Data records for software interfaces
--- START ---

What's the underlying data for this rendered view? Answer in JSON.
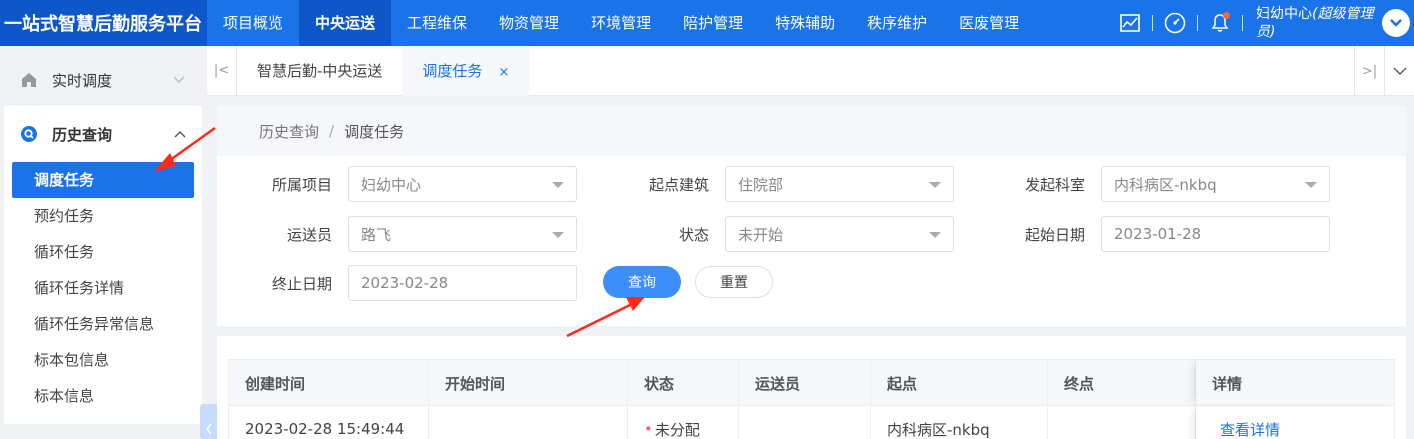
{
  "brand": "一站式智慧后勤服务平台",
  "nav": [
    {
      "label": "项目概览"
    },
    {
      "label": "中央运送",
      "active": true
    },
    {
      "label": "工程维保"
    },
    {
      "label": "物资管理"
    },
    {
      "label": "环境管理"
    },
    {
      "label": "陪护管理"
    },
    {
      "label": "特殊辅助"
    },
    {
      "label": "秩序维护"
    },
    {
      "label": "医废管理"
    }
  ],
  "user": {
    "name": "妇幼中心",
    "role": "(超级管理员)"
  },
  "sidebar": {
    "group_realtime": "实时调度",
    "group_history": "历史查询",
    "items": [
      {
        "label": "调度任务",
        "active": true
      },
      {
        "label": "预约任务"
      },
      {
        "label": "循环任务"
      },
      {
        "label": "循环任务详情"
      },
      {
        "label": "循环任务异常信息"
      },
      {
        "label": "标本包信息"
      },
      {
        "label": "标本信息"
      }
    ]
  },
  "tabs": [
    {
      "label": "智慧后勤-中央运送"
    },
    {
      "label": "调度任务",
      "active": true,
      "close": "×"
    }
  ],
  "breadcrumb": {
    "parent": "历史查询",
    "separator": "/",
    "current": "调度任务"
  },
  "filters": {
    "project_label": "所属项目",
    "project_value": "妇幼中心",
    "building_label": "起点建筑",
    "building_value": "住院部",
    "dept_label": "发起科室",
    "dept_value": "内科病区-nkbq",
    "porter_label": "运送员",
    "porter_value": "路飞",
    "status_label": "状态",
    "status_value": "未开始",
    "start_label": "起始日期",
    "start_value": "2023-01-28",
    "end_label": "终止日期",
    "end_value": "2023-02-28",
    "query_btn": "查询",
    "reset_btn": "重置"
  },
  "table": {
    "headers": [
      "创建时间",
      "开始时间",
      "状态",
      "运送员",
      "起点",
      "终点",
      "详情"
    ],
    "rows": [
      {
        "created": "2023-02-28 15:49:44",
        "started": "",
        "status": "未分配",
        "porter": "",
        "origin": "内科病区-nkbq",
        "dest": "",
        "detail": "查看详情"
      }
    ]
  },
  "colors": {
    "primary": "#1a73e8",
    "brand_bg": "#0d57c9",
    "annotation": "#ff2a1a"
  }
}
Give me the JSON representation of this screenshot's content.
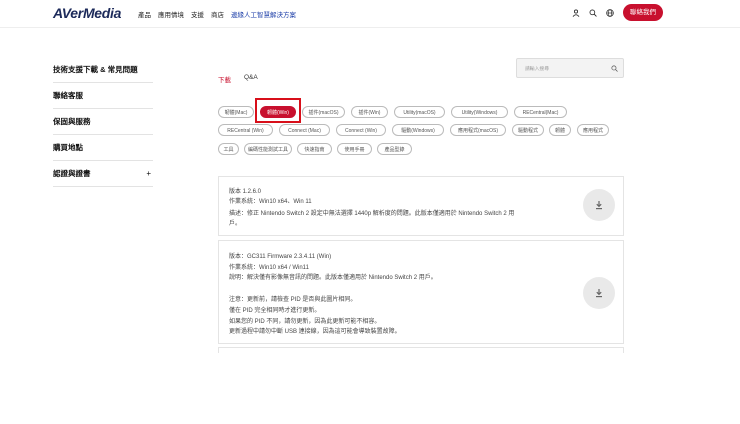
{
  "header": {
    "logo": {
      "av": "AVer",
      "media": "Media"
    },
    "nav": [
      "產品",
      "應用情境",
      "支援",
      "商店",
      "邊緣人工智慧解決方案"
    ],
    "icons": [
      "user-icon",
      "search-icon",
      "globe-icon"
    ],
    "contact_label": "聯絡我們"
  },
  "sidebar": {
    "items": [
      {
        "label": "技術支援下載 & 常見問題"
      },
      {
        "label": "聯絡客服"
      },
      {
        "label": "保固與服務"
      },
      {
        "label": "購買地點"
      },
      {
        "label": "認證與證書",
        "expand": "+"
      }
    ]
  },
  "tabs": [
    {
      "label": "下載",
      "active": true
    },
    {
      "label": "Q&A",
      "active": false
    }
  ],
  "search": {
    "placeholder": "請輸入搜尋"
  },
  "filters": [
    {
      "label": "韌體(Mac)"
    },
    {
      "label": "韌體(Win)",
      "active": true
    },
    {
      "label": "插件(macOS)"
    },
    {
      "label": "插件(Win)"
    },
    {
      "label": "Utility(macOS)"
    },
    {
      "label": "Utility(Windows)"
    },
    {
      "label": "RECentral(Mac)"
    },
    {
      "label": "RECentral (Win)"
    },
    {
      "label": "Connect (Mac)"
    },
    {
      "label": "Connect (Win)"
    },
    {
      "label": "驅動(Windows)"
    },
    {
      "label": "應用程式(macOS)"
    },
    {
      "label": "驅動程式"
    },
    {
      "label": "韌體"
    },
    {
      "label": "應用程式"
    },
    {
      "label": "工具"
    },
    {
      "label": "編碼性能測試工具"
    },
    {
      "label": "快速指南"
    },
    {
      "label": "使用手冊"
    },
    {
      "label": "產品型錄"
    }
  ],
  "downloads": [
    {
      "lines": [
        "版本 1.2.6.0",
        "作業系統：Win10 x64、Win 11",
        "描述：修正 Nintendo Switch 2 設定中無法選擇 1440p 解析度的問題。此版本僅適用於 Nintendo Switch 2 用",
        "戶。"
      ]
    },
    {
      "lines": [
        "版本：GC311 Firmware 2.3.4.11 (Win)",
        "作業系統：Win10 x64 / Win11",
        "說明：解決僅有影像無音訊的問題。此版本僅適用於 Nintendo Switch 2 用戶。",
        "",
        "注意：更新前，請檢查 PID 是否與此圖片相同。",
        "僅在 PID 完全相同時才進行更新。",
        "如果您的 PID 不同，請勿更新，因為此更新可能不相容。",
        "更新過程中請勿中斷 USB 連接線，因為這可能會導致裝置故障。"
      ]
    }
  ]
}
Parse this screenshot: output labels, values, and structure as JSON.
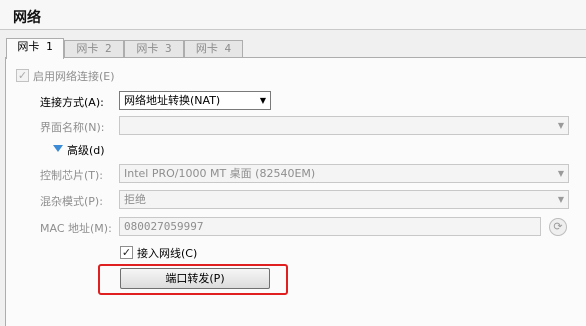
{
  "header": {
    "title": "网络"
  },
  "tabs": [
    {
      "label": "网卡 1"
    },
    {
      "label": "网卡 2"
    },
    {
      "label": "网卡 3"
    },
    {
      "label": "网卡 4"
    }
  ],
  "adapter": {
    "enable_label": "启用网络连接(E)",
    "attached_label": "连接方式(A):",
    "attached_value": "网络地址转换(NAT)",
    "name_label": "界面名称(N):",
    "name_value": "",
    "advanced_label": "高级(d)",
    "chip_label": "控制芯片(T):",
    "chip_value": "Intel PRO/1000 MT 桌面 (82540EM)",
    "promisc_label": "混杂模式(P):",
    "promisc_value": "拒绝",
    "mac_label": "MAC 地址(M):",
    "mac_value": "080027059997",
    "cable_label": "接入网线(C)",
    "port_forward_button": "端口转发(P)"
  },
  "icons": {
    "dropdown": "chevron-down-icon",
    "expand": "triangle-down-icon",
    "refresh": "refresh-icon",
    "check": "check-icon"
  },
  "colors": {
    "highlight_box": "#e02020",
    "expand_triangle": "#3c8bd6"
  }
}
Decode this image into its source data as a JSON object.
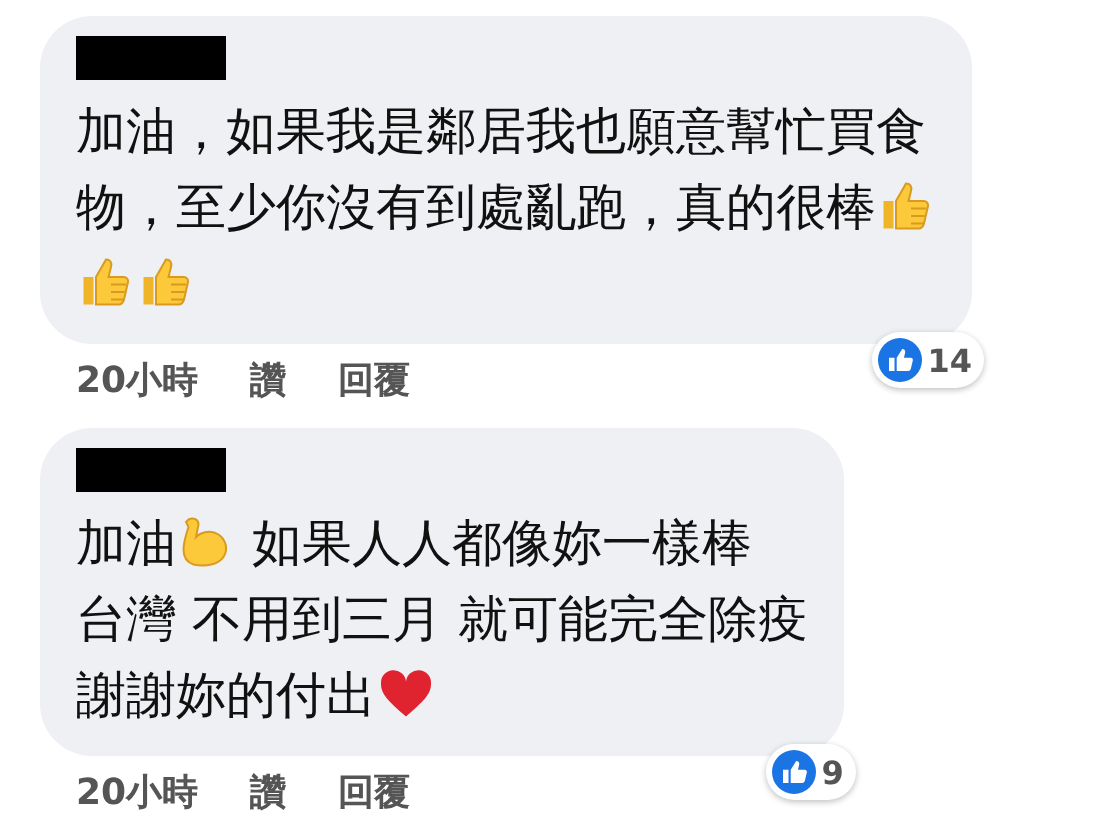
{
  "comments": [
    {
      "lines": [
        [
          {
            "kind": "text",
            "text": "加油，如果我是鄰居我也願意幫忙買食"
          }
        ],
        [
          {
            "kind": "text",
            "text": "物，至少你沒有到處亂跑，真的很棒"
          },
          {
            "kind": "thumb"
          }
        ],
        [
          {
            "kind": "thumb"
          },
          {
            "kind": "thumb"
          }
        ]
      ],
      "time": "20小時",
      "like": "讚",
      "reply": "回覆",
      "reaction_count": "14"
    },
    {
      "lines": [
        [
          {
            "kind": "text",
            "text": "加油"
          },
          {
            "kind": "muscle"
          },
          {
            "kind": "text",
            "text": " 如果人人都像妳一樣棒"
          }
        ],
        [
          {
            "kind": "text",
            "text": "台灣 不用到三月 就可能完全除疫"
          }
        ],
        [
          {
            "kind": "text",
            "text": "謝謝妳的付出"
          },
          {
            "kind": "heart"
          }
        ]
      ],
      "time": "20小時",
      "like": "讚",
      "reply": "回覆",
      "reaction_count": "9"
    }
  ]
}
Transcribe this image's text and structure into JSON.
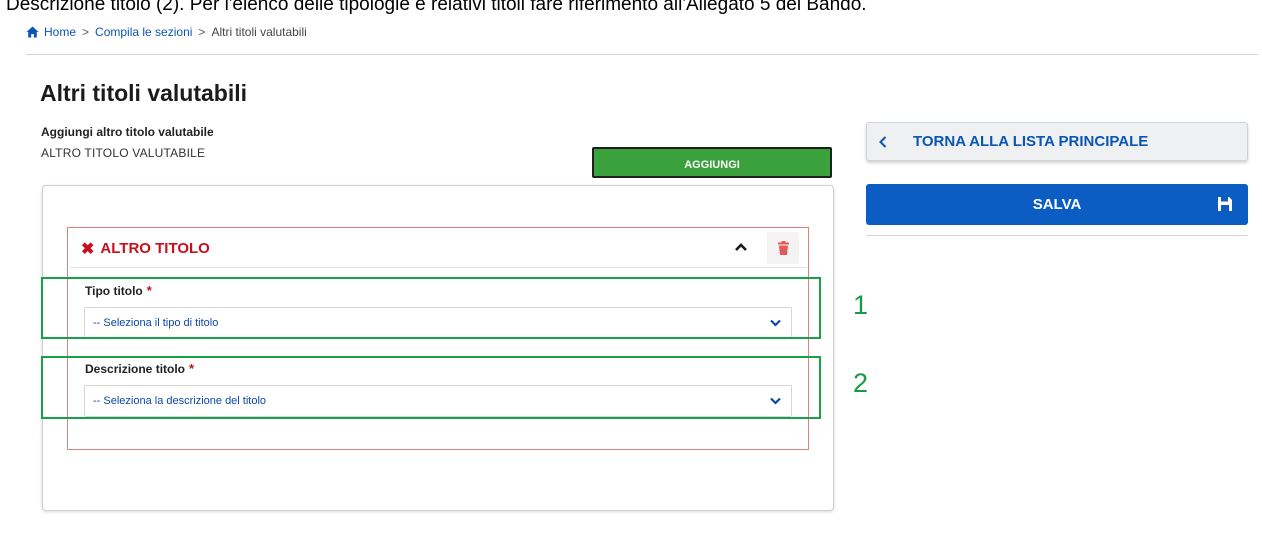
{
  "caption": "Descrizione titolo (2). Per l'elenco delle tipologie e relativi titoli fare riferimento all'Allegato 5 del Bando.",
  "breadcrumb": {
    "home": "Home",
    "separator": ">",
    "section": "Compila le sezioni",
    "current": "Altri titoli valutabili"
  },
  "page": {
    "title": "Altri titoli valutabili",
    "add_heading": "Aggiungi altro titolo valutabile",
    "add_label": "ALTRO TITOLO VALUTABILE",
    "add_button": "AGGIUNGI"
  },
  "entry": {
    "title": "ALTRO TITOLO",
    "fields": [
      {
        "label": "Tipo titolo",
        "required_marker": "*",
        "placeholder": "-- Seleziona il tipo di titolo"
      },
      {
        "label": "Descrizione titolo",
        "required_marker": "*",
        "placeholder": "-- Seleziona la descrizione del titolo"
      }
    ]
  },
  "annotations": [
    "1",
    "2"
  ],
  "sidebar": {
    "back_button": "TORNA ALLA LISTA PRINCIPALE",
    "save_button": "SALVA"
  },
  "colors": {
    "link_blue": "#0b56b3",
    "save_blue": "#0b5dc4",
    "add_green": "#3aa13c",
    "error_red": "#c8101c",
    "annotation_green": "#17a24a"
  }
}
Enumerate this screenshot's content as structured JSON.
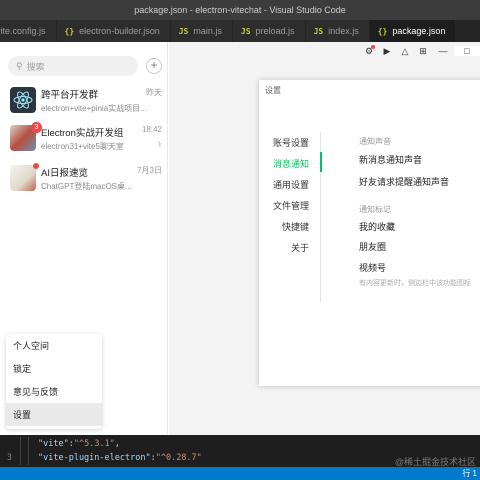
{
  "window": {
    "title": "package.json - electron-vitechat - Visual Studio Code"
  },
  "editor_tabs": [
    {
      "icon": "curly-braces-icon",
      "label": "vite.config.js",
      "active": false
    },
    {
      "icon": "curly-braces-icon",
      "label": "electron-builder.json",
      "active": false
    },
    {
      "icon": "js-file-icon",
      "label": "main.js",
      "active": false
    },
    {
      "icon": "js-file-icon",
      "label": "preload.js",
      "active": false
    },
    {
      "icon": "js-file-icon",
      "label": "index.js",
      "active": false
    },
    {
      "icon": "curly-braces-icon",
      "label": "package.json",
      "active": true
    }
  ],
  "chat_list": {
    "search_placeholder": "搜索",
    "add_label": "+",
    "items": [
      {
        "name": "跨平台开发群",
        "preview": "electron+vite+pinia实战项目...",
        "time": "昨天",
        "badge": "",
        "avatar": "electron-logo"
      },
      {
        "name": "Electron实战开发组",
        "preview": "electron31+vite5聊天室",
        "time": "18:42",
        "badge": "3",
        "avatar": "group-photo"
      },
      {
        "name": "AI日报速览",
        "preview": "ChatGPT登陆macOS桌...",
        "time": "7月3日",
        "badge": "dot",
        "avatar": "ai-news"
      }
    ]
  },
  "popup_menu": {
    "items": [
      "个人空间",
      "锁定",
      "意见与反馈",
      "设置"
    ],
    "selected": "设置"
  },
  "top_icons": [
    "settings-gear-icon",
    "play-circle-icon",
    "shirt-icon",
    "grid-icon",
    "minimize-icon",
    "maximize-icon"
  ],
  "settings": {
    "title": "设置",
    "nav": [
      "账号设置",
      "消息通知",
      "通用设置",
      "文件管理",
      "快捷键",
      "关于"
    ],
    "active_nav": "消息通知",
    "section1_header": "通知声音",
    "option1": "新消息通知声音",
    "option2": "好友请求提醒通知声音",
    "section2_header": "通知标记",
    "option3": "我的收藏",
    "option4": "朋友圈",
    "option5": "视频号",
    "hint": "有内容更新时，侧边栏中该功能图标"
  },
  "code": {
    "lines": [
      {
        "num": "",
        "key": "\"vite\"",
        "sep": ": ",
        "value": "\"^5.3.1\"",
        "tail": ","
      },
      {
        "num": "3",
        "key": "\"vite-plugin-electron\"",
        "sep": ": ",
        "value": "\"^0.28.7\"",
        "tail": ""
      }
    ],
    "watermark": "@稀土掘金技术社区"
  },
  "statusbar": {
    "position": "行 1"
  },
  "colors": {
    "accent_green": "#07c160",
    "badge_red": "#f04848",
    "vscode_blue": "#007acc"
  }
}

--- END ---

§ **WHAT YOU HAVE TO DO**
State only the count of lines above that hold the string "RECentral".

§ **RESULT FOR THIS TASK**
2